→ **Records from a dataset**
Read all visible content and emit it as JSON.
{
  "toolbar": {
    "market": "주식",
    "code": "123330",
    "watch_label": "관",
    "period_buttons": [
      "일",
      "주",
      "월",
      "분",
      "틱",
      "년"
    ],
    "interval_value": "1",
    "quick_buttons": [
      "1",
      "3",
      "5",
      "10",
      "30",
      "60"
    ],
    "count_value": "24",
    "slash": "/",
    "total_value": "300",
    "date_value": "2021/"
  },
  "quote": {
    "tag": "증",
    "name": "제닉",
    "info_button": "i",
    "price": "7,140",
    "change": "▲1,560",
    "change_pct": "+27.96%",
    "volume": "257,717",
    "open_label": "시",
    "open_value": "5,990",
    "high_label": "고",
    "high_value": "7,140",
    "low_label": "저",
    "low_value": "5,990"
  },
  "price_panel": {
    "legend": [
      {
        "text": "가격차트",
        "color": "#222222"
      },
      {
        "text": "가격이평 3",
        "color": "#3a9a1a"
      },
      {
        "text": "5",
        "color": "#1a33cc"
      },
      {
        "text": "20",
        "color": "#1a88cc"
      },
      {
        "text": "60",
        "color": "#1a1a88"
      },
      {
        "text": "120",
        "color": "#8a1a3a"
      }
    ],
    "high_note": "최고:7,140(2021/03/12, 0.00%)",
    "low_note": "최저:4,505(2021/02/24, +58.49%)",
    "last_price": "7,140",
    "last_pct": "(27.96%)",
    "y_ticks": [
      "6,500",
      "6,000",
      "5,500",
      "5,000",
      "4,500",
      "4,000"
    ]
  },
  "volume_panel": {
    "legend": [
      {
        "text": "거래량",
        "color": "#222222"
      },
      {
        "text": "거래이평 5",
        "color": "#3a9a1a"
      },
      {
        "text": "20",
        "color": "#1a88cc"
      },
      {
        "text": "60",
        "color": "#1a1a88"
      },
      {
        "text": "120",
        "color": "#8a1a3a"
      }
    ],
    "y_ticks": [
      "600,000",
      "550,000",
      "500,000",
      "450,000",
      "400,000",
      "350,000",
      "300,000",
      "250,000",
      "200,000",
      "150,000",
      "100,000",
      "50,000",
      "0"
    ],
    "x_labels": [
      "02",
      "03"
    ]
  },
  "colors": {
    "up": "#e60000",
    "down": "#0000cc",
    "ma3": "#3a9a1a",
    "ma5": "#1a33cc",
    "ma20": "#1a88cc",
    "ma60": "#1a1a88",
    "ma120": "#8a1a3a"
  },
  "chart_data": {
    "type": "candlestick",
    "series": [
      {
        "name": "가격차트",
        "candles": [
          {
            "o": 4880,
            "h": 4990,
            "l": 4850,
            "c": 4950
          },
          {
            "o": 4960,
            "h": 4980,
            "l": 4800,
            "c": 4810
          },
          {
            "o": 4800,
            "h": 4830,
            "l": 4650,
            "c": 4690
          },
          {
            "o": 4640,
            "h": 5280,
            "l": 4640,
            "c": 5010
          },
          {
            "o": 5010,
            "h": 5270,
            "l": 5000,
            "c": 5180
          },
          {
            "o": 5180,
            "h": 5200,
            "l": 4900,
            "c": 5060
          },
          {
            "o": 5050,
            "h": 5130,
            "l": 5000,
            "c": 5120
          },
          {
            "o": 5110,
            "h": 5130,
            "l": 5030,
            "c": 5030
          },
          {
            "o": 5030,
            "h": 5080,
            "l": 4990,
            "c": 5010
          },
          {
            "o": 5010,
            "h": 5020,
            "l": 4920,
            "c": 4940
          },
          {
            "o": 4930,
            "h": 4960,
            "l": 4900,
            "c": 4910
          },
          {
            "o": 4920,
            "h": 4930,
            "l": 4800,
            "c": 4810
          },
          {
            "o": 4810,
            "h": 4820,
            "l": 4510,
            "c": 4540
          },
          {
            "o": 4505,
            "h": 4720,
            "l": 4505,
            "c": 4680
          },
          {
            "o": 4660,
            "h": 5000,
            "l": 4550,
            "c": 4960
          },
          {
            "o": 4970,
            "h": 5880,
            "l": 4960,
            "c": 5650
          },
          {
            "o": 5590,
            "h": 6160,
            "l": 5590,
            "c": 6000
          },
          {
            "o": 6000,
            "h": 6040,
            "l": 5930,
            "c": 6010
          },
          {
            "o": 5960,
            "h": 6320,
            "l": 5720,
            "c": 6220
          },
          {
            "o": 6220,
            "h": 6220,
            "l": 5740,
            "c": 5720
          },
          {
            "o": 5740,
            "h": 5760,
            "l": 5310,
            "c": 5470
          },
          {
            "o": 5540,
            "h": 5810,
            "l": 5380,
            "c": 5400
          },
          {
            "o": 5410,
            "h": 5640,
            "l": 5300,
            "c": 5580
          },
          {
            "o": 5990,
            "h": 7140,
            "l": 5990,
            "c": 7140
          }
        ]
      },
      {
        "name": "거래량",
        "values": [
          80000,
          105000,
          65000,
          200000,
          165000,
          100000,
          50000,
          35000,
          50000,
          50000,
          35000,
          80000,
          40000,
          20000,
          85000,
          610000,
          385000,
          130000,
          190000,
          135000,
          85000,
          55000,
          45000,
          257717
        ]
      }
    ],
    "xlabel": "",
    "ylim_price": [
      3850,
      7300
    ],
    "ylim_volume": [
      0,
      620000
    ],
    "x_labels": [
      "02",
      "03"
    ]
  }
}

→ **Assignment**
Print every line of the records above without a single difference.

→ **Written solution**
Read all visible content and emit it as JSON.
{
  "toolbar": {
    "market": "주식",
    "code": "123330",
    "watch_label": "관",
    "period_buttons": [
      "일",
      "주",
      "월",
      "분",
      "틱",
      "년"
    ],
    "interval_value": "1",
    "quick_buttons": [
      "1",
      "3",
      "5",
      "10",
      "30",
      "60"
    ],
    "count_value": "24",
    "slash": "/",
    "total_value": "300",
    "date_value": "2021/"
  },
  "quote": {
    "tag": "증",
    "name": "제닉",
    "info_button": "i",
    "price": "7,140",
    "change": "▲1,560",
    "change_pct": "+27.96%",
    "volume": "257,717",
    "open_label": "시",
    "open_value": "5,990",
    "high_label": "고",
    "high_value": "7,140",
    "low_label": "저",
    "low_value": "5,990"
  },
  "price_panel": {
    "legend": [
      {
        "text": "가격차트",
        "color": "#222222"
      },
      {
        "text": "가격이평 3",
        "color": "#3a9a1a"
      },
      {
        "text": "5",
        "color": "#1a33cc"
      },
      {
        "text": "20",
        "color": "#1a88cc"
      },
      {
        "text": "60",
        "color": "#1a1a88"
      },
      {
        "text": "120",
        "color": "#8a1a3a"
      }
    ],
    "high_note": "최고:7,140(2021/03/12, 0.00%)",
    "low_note": "최저:4,505(2021/02/24, +58.49%)",
    "last_price": "7,140",
    "last_pct": "(27.96%)",
    "y_ticks": [
      "6,500",
      "6,000",
      "5,500",
      "5,000",
      "4,500",
      "4,000"
    ]
  },
  "volume_panel": {
    "legend": [
      {
        "text": "거래량",
        "color": "#222222"
      },
      {
        "text": "거래이평 5",
        "color": "#3a9a1a"
      },
      {
        "text": "20",
        "color": "#1a88cc"
      },
      {
        "text": "60",
        "color": "#1a1a88"
      },
      {
        "text": "120",
        "color": "#8a1a3a"
      }
    ],
    "y_ticks": [
      "600,000",
      "550,000",
      "500,000",
      "450,000",
      "400,000",
      "350,000",
      "300,000",
      "250,000",
      "200,000",
      "150,000",
      "100,000",
      "50,000",
      "0"
    ],
    "x_labels": [
      "02",
      "03"
    ]
  },
  "colors": {
    "up": "#e60000",
    "down": "#0000cc",
    "ma3": "#3a9a1a",
    "ma5": "#1a33cc",
    "ma20": "#1a88cc",
    "ma60": "#1a1a88",
    "ma120": "#8a1a3a"
  },
  "chart_data": {
    "type": "candlestick",
    "series": [
      {
        "name": "가격차트",
        "candles": [
          {
            "o": 4880,
            "h": 4990,
            "l": 4850,
            "c": 4950
          },
          {
            "o": 4960,
            "h": 4980,
            "l": 4800,
            "c": 4810
          },
          {
            "o": 4800,
            "h": 4830,
            "l": 4650,
            "c": 4690
          },
          {
            "o": 4640,
            "h": 5280,
            "l": 4640,
            "c": 5010
          },
          {
            "o": 5010,
            "h": 5270,
            "l": 5000,
            "c": 5180
          },
          {
            "o": 5180,
            "h": 5200,
            "l": 4900,
            "c": 5060
          },
          {
            "o": 5050,
            "h": 5130,
            "l": 5000,
            "c": 5120
          },
          {
            "o": 5110,
            "h": 5130,
            "l": 5030,
            "c": 5030
          },
          {
            "o": 5030,
            "h": 5080,
            "l": 4990,
            "c": 5010
          },
          {
            "o": 5010,
            "h": 5020,
            "l": 4920,
            "c": 4940
          },
          {
            "o": 4930,
            "h": 4960,
            "l": 4900,
            "c": 4910
          },
          {
            "o": 4920,
            "h": 4930,
            "l": 4800,
            "c": 4810
          },
          {
            "o": 4810,
            "h": 4820,
            "l": 4510,
            "c": 4540
          },
          {
            "o": 4505,
            "h": 4720,
            "l": 4505,
            "c": 4680
          },
          {
            "o": 4660,
            "h": 5000,
            "l": 4550,
            "c": 4960
          },
          {
            "o": 4970,
            "h": 5880,
            "l": 4960,
            "c": 5650
          },
          {
            "o": 5590,
            "h": 6160,
            "l": 5590,
            "c": 6000
          },
          {
            "o": 6000,
            "h": 6040,
            "l": 5930,
            "c": 6010
          },
          {
            "o": 5960,
            "h": 6320,
            "l": 5720,
            "c": 6220
          },
          {
            "o": 6220,
            "h": 6220,
            "l": 5740,
            "c": 5720
          },
          {
            "o": 5740,
            "h": 5760,
            "l": 5310,
            "c": 5470
          },
          {
            "o": 5540,
            "h": 5810,
            "l": 5380,
            "c": 5400
          },
          {
            "o": 5410,
            "h": 5640,
            "l": 5300,
            "c": 5580
          },
          {
            "o": 5990,
            "h": 7140,
            "l": 5990,
            "c": 7140
          }
        ]
      },
      {
        "name": "거래량",
        "values": [
          80000,
          105000,
          65000,
          200000,
          165000,
          100000,
          50000,
          35000,
          50000,
          50000,
          35000,
          80000,
          40000,
          20000,
          85000,
          610000,
          385000,
          130000,
          190000,
          135000,
          85000,
          55000,
          45000,
          257717
        ]
      }
    ],
    "xlabel": "",
    "ylim_price": [
      3850,
      7300
    ],
    "ylim_volume": [
      0,
      620000
    ],
    "x_labels": [
      "02",
      "03"
    ]
  }
}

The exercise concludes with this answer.